* DATA FOR PROCESSING:
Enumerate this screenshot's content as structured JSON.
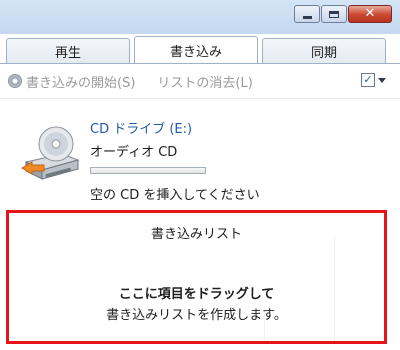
{
  "window": {
    "minimize_icon": "minimize-icon",
    "maximize_icon": "maximize-icon",
    "close_icon": "close-icon",
    "close_glyph": "✕"
  },
  "tabs": [
    {
      "label": "再生",
      "active": false
    },
    {
      "label": "書き込み",
      "active": true
    },
    {
      "label": "同期",
      "active": false
    }
  ],
  "toolbar": {
    "start_burn_label": "書き込みの開始(S)",
    "clear_list_label": "リストの消去(L)",
    "options_check": "✓",
    "disabled_color": "#9a9a9a"
  },
  "drive": {
    "title": "CD ドライブ (E:)",
    "type": "オーディオ CD",
    "prompt": "空の CD を挿入してください",
    "capacity_used": 0,
    "icon": "cd-drive-icon"
  },
  "burn_list": {
    "title": "書き込みリスト",
    "hint_main": "ここに項目をドラッグして",
    "hint_sub": "書き込みリストを作成します。",
    "highlight_color": "#e4141a"
  }
}
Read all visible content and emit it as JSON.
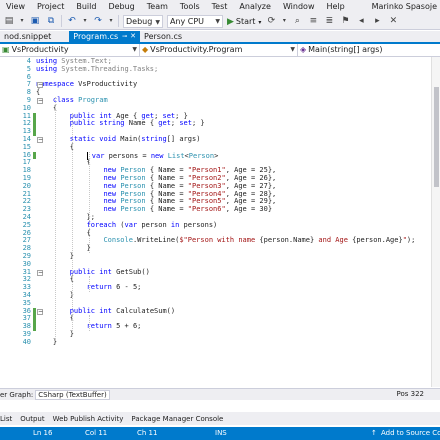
{
  "menubar": {
    "items": [
      "View",
      "Project",
      "Build",
      "Debug",
      "Team",
      "Tools",
      "Test",
      "Analyze",
      "Window",
      "Help"
    ],
    "user": "Marinko Spasoje"
  },
  "toolbar": {
    "configuration": "Debug",
    "platform": "Any CPU",
    "start_label": "Start"
  },
  "tabs": [
    {
      "label": "nod.snippet",
      "active": false
    },
    {
      "label": "Program.cs",
      "active": true
    },
    {
      "label": "Person.cs",
      "active": false
    }
  ],
  "navbar": {
    "project": "VsProductivity",
    "type": "VsProductivity.Program",
    "member": "Main(string[] args)"
  },
  "code_lines": [
    {
      "n": "4",
      "html": "<span class=\"k\">using</span> System.Text;",
      "dim": true
    },
    {
      "n": "5",
      "html": "<span class=\"k\">using</span> System.Threading.Tasks;",
      "dim": true
    },
    {
      "n": "6",
      "html": ""
    },
    {
      "n": "7",
      "html": "<span class=\"k\">namespace</span> VsProductivity"
    },
    {
      "n": "8",
      "html": "{"
    },
    {
      "n": "9",
      "html": "    <span class=\"k\">class</span> <span class=\"t\">Program</span>"
    },
    {
      "n": "10",
      "html": "    {"
    },
    {
      "n": "11",
      "html": "        <span class=\"k\">public</span> <span class=\"k\">int</span> Age { <span class=\"k\">get</span>; <span class=\"k\">set</span>; }"
    },
    {
      "n": "12",
      "html": "        <span class=\"k\">public</span> <span class=\"k\">string</span> Name { <span class=\"k\">get</span>; <span class=\"k\">set</span>; }"
    },
    {
      "n": "13",
      "html": ""
    },
    {
      "n": "14",
      "html": "        <span class=\"k\">static</span> <span class=\"k\">void</span> Main(<span class=\"k\">string</span>[] args)"
    },
    {
      "n": "15",
      "html": "        {"
    },
    {
      "n": "16",
      "html": "            <span class=\"caret\"></span> <span class=\"k\">var</span> persons = <span class=\"k\">new</span> <span class=\"t\">List</span>&lt;<span class=\"t\">Person</span>&gt;"
    },
    {
      "n": "17",
      "html": "            {"
    },
    {
      "n": "18",
      "html": "                <span class=\"k\">new</span> <span class=\"t\">Person</span> { Name = <span class=\"s\">\"Person1\"</span>, Age = 25},"
    },
    {
      "n": "19",
      "html": "                <span class=\"k\">new</span> <span class=\"t\">Person</span> { Name = <span class=\"s\">\"Person2\"</span>, Age = 26},"
    },
    {
      "n": "20",
      "html": "                <span class=\"k\">new</span> <span class=\"t\">Person</span> { Name = <span class=\"s\">\"Person3\"</span>, Age = 27},"
    },
    {
      "n": "21",
      "html": "                <span class=\"k\">new</span> <span class=\"t\">Person</span> { Name = <span class=\"s\">\"Person4\"</span>, Age = 28},"
    },
    {
      "n": "22",
      "html": "                <span class=\"k\">new</span> <span class=\"t\">Person</span> { Name = <span class=\"s\">\"Person5\"</span>, Age = 29},"
    },
    {
      "n": "23",
      "html": "                <span class=\"k\">new</span> <span class=\"t\">Person</span> { Name = <span class=\"s\">\"Person6\"</span>, Age = 30}"
    },
    {
      "n": "24",
      "html": "            };"
    },
    {
      "n": "25",
      "html": "            <span class=\"k\">foreach</span> (<span class=\"k\">var</span> person <span class=\"k\">in</span> persons)"
    },
    {
      "n": "26",
      "html": "            {"
    },
    {
      "n": "27",
      "html": "                <span class=\"t\">Console</span>.WriteLine(<span class=\"s\">$\"Person with name </span>{person.Name}<span class=\"s\"> and Age </span>{person.Age}<span class=\"s\">\"</span>);"
    },
    {
      "n": "28",
      "html": "            }"
    },
    {
      "n": "29",
      "html": "        }"
    },
    {
      "n": "30",
      "html": ""
    },
    {
      "n": "31",
      "html": "        <span class=\"k\">public</span> <span class=\"k\">int</span> GetSub()"
    },
    {
      "n": "32",
      "html": "        {"
    },
    {
      "n": "33",
      "html": "            <span class=\"k\">return</span> 6 - 5;"
    },
    {
      "n": "34",
      "html": "        }"
    },
    {
      "n": "35",
      "html": ""
    },
    {
      "n": "36",
      "html": "        <span class=\"k\">public</span> <span class=\"k\">int</span> CalculateSum()"
    },
    {
      "n": "37",
      "html": "        {"
    },
    {
      "n": "38",
      "html": "            <span class=\"k\">return</span> 5 + 6;"
    },
    {
      "n": "39",
      "html": "        }"
    },
    {
      "n": "40",
      "html": "    }"
    }
  ],
  "bottombar": {
    "left_label": "er Graph:",
    "buffer": "CSharp (TextBuffer)",
    "position": "Pos 322"
  },
  "toolwindows": [
    "List",
    "Output",
    "Web Publish Activity",
    "Package Manager Console"
  ],
  "status": {
    "line": "Ln 16",
    "col": "Col 11",
    "ch": "Ch 11",
    "mode": "INS",
    "source_control": "Add to Source Cont"
  },
  "colors": {
    "accent": "#007acc",
    "keyword": "#0000ff",
    "type": "#2b91af",
    "string": "#a31515",
    "change_mark": "#57a64a"
  }
}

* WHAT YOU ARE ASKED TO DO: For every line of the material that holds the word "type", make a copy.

* ANSWER SECTION:
    "type": "オーディオ CD",
    "type": "VsProductivity.Program",
    "type": "#2b91af",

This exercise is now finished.